Engaging with your elected officials in D.C. and at home

Engaging with members of Congress and their staff is a critical component to advocating on behalf of organic. The good news is that the Organic Trade Association has an excellent story to tell.

After one of the most bitter Presidential elections in modern history when Americans seem more divided than ever, reaching out across the aisle and emphasizing that organic is a non-partisan issue are key. What you don’t hear very often are the stories of Members of Congress and their staff who reach across the aisle every day to work together on issues. The behind-the-scenes grunt work of lawmaking and policy discussions might not make for good headlines but the reality is that it matters to you and your business.

As the saying goes, showing up is 80 percent of life. If you want to change the way Washington works or see your priorities addressed in public policy, the first step is simply showing up. The best advocates for organic are the businesses that live and breathe it every day.

During our annual Organic Week in Washington, D.C., in May, over 100 OTA members, from farmers to retailers to certifiers and distributors “stormed the Hill.” OTA members met with over 160 different congressional offices in one day including 72 Republican members, 87 Democrats and one independent, representing 38 different states and the District of Columbia. Additionally, a few OTA members had the opportunity to meet with the newly appointed Secretary of Agriculture Sonny Perdue.

Why is this so important? OTA members had the opportunity to educate, advocate, and engage on organic with not only long-standing champions on the Hill but with newly elected Members of Congress, a few skeptics and some policymakers who had never before met with anyone representing the organic industry. With Members of Congress developing a new farm bill, a new President and new cabinet in place and decisions that are made at the U.S. Department of Agriculture (USDA) and other government agencies impacting organic businesses, it is critical that the organic industry has a seat at the table.

Storming the hill one day a year during D.C. Organic Week is impactful but let’s not stop there.
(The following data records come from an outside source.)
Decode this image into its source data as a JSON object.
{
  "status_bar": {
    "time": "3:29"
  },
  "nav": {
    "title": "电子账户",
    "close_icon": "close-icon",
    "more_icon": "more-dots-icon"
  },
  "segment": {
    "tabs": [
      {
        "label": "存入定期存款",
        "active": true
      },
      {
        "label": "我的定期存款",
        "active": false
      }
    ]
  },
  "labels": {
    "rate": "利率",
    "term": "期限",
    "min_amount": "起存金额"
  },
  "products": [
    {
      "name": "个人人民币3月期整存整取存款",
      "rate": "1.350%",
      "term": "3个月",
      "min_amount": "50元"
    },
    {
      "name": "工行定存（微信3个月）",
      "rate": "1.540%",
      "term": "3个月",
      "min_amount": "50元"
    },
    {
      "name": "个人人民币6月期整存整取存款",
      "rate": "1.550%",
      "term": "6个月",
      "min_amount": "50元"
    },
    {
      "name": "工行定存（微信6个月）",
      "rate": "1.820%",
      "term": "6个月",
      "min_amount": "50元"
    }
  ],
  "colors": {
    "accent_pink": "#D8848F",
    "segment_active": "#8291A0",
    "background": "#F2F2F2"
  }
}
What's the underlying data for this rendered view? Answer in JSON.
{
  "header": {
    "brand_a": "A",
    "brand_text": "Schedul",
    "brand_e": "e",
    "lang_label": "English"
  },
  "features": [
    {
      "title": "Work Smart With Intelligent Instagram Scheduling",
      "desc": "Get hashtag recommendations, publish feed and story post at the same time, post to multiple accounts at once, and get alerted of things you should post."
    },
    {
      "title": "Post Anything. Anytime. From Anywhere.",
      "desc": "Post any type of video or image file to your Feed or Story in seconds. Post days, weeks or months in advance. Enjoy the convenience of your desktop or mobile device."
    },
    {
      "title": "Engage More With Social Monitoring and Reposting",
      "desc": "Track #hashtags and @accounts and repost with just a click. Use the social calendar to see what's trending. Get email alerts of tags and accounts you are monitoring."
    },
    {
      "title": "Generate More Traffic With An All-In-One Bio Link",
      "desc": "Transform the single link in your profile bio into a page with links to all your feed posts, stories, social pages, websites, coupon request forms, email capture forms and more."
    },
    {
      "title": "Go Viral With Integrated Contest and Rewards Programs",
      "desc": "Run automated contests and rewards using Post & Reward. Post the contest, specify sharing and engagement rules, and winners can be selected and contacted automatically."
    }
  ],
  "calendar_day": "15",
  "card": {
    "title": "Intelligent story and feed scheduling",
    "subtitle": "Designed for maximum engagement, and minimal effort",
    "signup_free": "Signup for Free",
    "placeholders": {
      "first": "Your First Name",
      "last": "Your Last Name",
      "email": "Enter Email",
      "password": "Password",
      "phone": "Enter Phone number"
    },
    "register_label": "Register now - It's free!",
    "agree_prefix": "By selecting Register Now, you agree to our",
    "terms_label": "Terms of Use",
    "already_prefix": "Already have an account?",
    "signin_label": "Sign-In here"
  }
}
It is just as important to engage in the field and year-round with your elected officials. Organic Trade Association members are hosting tours of their businesses and farms in congressional districts, holding roundtables, and participating in field hearings and listening sessions on the farm bill and other issues affecting agriculture across the country. From Oregon to Montana to Florida, Organic Trade Association members have been out in the field educating top policymakers on the benefits of organic.

Even with a divided political climate, engaging with your elected officials and their staff is essential. If you want to be a positive change-maker for organic, all you have to do is show up. Your elected official has something to learn from you, and you may even learn something from them. Organic has a good story to tell! 


Organic industry leaders and businesses representing organic food and agriculture in Oregon’s 4th District met for a June 1 roundtable with Congressman Peter DeFazio (OR D-4) to discuss the growth, challenges and needs of the organic sector locally and nationally.


Meeting with Congressman Ron Kind (WI-3): Back row—Adam Warthesen, Congressman Kind, Bryan Landsverk. Front rowStephen Walker, Bridget Landsverk, and Tony Saarem.


Meeting with Congressman Jim Costa (CA-16): Jake Lewin, Congressman Costa, Tina Owens and Marc Garcia.


Meeting with Congressman Jodey Arrington (TX-19): Sara Eckhouse, Congressman Arrington, Marci Zaroff, Angela DeStefanis, and David Will.


Meeting with Congressman Jerry McNerney (CA-9): John Ashby, Steve Koretoff, Congressman McNerney, Kelly Shea, and Theojary Crisantes.


Meeting with Congresswoman Ann McLane Kuster (NH-2): Britt Lundgren, Austin Dziki, Thomas Dziki, Congresswoman Kuster, and Laura Batcha.

Cover: Organic Trade Association members and staff snap a selfie at the White House after meeting with Ray Starling, Special Assistant to the President for Agriculture, Trade and Food Assistance, during the Organic Leadership Fly-In in March. The group discussed the role of the organic industry in the U.S. economy.

Megan DeBates is Director of Legislative Affairs and Coalitions for the Organic Trade Association (mdebates@ota.com).//